(Web page and app entries)

○ ○ ○ ○ ○

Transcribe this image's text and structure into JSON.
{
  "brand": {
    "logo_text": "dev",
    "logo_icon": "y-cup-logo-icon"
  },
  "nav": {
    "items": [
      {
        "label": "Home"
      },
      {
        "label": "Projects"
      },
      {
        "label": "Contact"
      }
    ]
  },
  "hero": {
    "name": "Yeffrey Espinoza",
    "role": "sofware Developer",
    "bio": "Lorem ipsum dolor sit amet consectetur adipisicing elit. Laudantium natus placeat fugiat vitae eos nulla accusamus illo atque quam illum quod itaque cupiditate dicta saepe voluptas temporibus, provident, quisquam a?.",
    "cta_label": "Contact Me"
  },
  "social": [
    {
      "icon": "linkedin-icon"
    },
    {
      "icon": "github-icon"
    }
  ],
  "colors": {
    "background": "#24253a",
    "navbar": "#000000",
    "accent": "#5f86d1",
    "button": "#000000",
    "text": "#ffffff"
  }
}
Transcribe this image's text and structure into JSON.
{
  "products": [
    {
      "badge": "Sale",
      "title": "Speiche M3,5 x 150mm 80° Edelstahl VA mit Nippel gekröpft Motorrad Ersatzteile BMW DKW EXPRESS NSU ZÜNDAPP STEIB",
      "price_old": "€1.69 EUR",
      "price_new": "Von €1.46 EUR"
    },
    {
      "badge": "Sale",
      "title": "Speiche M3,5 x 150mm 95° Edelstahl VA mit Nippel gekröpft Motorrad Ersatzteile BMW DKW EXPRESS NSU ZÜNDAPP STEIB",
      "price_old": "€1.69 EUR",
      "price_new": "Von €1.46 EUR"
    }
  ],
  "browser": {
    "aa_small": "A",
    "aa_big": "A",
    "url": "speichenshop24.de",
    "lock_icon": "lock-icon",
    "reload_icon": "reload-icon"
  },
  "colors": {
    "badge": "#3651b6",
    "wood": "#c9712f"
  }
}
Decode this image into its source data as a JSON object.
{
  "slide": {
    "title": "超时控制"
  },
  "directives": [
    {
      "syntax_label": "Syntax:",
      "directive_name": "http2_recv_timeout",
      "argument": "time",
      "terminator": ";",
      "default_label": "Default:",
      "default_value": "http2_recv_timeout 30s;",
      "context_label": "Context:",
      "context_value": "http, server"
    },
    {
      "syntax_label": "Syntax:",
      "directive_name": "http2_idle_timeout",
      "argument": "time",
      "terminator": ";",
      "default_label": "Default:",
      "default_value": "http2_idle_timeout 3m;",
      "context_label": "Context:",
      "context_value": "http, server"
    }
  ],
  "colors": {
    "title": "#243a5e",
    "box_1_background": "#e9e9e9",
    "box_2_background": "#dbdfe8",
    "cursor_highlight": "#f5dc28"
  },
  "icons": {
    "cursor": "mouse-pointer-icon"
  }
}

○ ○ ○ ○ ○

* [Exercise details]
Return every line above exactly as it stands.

* [Completed task]
Transcribe this image's text and structure into JSON.
{
  "brand": {
    "logo_text": "dev",
    "logo_icon": "y-cup-logo-icon"
  },
  "nav": {
    "items": [
      {
        "label": "Home"
      },
      {
        "label": "Projects"
      },
      {
        "label": "Contact"
      }
    ]
  },
  "hero": {
    "name": "Yeffrey Espinoza",
    "role": "sofware Developer",
    "bio": "Lorem ipsum dolor sit amet consectetur adipisicing elit. Laudantium natus placeat fugiat vitae eos nulla accusamus illo atque quam illum quod itaque cupiditate dicta saepe voluptas temporibus, provident, quisquam a?.",
    "cta_label": "Contact Me"
  },
  "social": [
    {
      "icon": "linkedin-icon"
    },
    {
      "icon": "github-icon"
    }
  ],
  "colors": {
    "background": "#24253a",
    "navbar": "#000000",
    "accent": "#5f86d1",
    "button": "#000000",
    "text": "#ffffff"
  }
}
Transcribe this image's text and structure into JSON.
{
  "products": [
    {
      "badge": "Sale",
      "title": "Speiche M3,5 x 150mm 80° Edelstahl VA mit Nippel gekröpft Motorrad Ersatzteile BMW DKW EXPRESS NSU ZÜNDAPP STEIB",
      "price_old": "€1.69 EUR",
      "price_new": "Von €1.46 EUR"
    },
    {
      "badge": "Sale",
      "title": "Speiche M3,5 x 150mm 95° Edelstahl VA mit Nippel gekröpft Motorrad Ersatzteile BMW DKW EXPRESS NSU ZÜNDAPP STEIB",
      "price_old": "€1.69 EUR",
      "price_new": "Von €1.46 EUR"
    }
  ],
  "browser": {
    "aa_small": "A",
    "aa_big": "A",
    "url": "speichenshop24.de",
    "lock_icon": "lock-icon",
    "reload_icon": "reload-icon"
  },
  "colors": {
    "badge": "#3651b6",
    "wood": "#c9712f"
  }
}
Decode this image into its source data as a JSON object.
{
  "slide": {
    "title": "超时控制"
  },
  "directives": [
    {
      "syntax_label": "Syntax:",
      "directive_name": "http2_recv_timeout",
      "argument": "time",
      "terminator": ";",
      "default_label": "Default:",
      "default_value": "http2_recv_timeout 30s;",
      "context_label": "Context:",
      "context_value": "http, server"
    },
    {
      "syntax_label": "Syntax:",
      "directive_name": "http2_idle_timeout",
      "argument": "time",
      "terminator": ";",
      "default_label": "Default:",
      "default_value": "http2_idle_timeout 3m;",
      "context_label": "Context:",
      "context_value": "http, server"
    }
  ],
  "colors": {
    "title": "#243a5e",
    "box_1_background": "#e9e9e9",
    "box_2_background": "#dbdfe8",
    "cursor_highlight": "#f5dc28"
  },
  "icons": {
    "cursor": "mouse-pointer-icon"
  }
}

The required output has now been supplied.